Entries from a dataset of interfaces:
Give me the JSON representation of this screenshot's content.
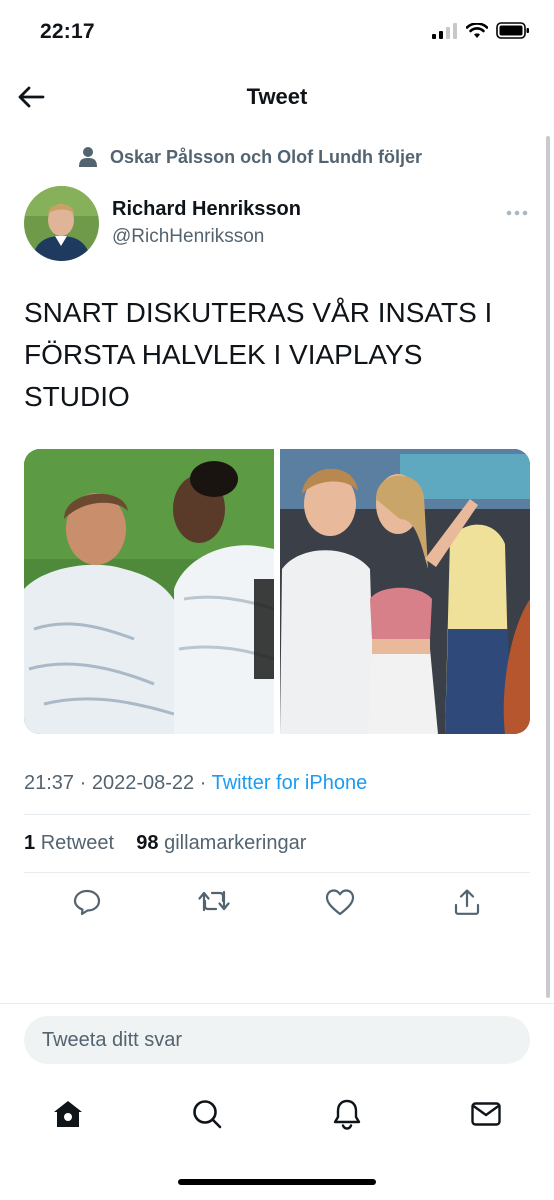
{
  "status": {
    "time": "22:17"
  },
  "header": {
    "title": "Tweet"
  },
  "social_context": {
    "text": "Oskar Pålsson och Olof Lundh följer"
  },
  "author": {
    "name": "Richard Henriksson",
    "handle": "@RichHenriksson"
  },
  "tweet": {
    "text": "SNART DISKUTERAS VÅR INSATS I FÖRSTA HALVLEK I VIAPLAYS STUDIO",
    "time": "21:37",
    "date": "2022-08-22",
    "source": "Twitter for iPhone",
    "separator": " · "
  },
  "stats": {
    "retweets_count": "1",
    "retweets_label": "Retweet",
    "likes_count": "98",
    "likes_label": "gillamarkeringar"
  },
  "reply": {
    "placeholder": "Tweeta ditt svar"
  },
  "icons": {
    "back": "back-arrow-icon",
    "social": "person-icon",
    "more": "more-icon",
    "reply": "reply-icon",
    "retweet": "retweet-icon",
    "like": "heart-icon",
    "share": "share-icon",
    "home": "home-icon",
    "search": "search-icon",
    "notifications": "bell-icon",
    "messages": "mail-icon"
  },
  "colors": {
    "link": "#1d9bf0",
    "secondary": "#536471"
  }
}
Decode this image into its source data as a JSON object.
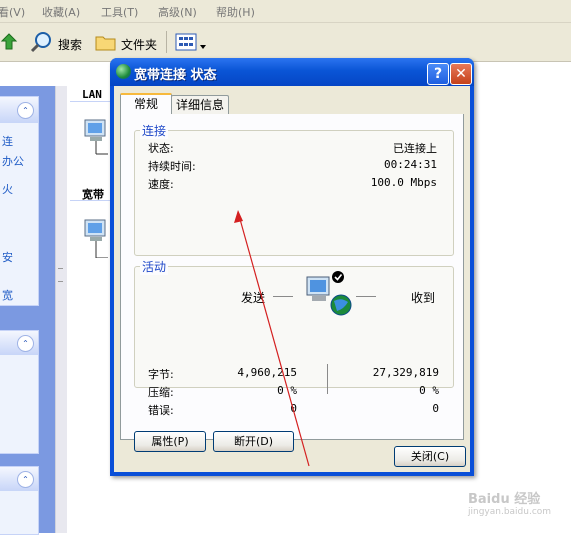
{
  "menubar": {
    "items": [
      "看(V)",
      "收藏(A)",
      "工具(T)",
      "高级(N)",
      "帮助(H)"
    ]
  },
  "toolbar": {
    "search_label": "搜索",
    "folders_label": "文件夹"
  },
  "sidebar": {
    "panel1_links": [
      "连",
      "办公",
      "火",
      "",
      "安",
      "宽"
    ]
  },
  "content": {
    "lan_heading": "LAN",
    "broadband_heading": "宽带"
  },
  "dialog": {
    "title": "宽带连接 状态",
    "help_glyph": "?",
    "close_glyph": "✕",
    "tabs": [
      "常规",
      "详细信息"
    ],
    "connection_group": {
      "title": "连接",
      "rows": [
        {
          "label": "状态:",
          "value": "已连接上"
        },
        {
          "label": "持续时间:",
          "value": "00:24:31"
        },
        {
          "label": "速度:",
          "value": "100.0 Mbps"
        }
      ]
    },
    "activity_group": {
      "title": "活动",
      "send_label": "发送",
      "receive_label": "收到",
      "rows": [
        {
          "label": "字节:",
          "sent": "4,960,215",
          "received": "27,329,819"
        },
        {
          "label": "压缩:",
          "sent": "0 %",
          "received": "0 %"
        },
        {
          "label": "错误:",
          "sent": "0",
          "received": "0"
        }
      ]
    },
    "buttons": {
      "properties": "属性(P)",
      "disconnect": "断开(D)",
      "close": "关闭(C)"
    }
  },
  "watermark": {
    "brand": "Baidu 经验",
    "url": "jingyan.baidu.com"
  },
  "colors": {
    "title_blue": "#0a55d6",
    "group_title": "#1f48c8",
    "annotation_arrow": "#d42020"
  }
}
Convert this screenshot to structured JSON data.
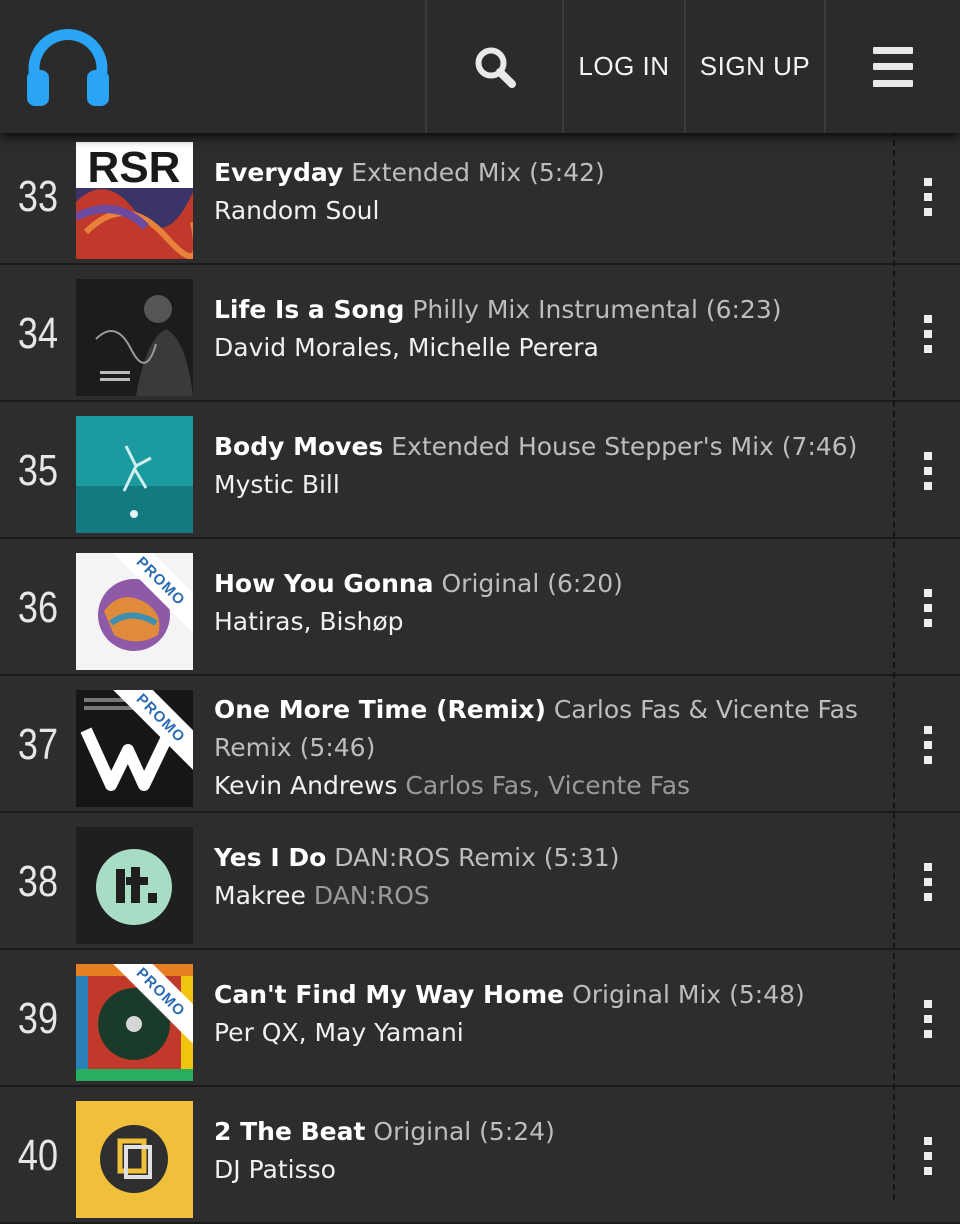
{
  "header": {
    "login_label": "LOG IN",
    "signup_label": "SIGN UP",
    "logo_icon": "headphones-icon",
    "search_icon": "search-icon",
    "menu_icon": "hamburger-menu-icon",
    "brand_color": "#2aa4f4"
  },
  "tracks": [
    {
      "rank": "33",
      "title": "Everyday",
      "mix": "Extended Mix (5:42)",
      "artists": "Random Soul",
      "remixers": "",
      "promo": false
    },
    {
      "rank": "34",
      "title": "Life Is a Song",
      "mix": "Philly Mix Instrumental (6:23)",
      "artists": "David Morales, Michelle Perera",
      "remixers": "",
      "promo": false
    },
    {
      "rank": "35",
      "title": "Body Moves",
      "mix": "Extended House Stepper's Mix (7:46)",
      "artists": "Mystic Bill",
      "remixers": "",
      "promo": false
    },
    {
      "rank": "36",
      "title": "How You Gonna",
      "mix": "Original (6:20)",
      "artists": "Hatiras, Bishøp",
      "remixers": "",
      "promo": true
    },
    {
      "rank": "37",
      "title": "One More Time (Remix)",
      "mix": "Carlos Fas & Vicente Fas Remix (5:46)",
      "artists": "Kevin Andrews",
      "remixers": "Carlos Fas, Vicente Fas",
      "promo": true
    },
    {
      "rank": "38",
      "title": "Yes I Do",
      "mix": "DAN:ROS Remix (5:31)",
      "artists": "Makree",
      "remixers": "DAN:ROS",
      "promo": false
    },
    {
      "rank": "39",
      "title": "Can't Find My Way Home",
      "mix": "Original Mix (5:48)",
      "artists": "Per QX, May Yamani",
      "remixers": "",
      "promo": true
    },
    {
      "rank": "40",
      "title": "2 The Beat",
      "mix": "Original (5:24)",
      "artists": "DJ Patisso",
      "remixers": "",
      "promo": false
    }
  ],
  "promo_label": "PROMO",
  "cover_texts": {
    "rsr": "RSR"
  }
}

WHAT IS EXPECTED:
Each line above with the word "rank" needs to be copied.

ANSWER BOX:
      "rank": "33",
      "rank": "34",
      "rank": "35",
      "rank": "36",
      "rank": "37",
      "rank": "38",
      "rank": "39",
      "rank": "40",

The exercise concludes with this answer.